eatVaudeville-era theatre. There I conducted an on-stage interview with one of the headliners of the festival this year, best-selling author Jack Whyte (that’s me and him and a representative of the sponsor at left).
Whyte proved to be a natural raconteur and therefore easy to interview. I had a chance before hand to go over my line of questioning, and he said we probably wouldn’t get to half of the questions I’d outlined. Sure enough, the available 35 minutes or so swooshed by, he read for a few minutes (a scene from the upcoming third and final book in his Knights Templar trilogy), and that was that.
Afterward I heard from several people in the audience that they’d enjoyed my interviewing as well as Jack’s very entertaining replies, so it was a success all around. The theatre wasn’t full, but there was a good-sized crowd and I think they went away happy.
Jack’s memoir, 40 Years in Canada, proved to be a Godsend; several of the questions I asked were based on what I had read in that book just that morning, after buying it at the Festival on Friday.
Afterward I made sure to get my copies of Jack’s books signed, and then he bought a copy of Marseguro from me, so win-win all the way around.
I wish I could provide more details about the interview itself, but of course I was in no position to take notes, and for some reason the Festival does not record its sessions. So I guess you had to
be there. Or read his memoir, which will certainly give you the tenor of what he had to say.
Last night we took it easy at the Temple Gardens Mineral Spa (that’s the view of it from our room at right), where the Festival put me up. While my wife and daughter enjoyed the hot mineral water, I took the opportunity to bang out another 1,200 words or so of Magebane, which I finally feel is back on track.
Then this morning I had my second reading, this time alongside mystery writer Gail Bowen (that’s the third photo). I read a different bit of Terra Insegura, and it seemed to go well.
And that was that. There was a wind-up luncheon, but although I had a pass to it, my wife and daughter needed tickets which weren’t to be had, so instead of going to the lunch, we poked around the Moose Jaw Museum and Art Gallery, took a walk through the park, visited the playground, then finally went for lunch at a downtown coffeehouse, bought some ice cream, and headed for home.
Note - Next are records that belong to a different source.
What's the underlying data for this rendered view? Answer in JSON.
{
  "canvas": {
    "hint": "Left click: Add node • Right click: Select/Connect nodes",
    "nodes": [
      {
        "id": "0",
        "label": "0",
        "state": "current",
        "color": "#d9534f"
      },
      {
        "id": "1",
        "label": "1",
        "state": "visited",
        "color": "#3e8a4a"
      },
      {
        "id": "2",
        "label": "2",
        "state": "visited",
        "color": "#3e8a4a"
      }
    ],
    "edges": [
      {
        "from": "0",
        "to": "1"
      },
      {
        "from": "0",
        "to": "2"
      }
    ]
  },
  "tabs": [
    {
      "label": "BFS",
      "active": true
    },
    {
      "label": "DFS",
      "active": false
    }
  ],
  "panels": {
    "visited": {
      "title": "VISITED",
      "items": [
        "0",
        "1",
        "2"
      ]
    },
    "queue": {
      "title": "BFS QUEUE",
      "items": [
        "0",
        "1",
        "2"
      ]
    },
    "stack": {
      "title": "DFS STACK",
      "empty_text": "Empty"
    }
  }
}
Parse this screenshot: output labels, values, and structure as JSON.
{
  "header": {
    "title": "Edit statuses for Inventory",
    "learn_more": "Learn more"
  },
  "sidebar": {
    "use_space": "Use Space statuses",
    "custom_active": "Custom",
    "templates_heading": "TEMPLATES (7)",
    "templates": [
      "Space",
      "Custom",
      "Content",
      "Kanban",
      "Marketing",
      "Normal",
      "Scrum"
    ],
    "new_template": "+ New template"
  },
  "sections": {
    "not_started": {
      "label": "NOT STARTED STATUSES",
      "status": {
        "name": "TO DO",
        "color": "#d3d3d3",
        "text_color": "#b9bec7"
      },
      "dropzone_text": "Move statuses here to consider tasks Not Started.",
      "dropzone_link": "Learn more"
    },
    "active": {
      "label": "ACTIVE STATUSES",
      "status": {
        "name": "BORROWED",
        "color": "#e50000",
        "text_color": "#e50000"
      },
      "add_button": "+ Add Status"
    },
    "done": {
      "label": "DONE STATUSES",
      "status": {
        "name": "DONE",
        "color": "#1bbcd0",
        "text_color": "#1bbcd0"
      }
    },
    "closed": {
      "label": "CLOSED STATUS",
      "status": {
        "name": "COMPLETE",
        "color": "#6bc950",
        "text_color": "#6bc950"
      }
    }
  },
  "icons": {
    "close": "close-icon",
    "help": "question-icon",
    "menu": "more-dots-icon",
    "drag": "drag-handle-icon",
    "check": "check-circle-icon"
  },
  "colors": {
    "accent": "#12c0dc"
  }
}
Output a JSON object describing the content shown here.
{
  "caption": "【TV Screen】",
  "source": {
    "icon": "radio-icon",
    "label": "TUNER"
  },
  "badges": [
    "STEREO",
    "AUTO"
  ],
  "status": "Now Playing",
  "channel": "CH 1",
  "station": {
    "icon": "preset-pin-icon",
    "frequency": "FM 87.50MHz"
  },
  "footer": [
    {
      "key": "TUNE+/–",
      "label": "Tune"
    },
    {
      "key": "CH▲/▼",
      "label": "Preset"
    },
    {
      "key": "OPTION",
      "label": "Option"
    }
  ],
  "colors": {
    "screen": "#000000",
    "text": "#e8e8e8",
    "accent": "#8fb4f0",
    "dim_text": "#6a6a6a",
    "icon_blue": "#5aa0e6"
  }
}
In a way I wasn’t very plugged into the Festival of Words, being focused mainly on my own presentations and not attending any others. Another time, maybe I’ll take in more. But I had a great time, and really enjoyed interviewing Jack Whyte in particular. The Festival of Words is truly a fabulous Saskatchewan event, and if you have any interest in writing or writers, it’s well worth a visit.
As is Moose Jaw itself, of course. That’s a bit of lovely Crescent Park to finish off with.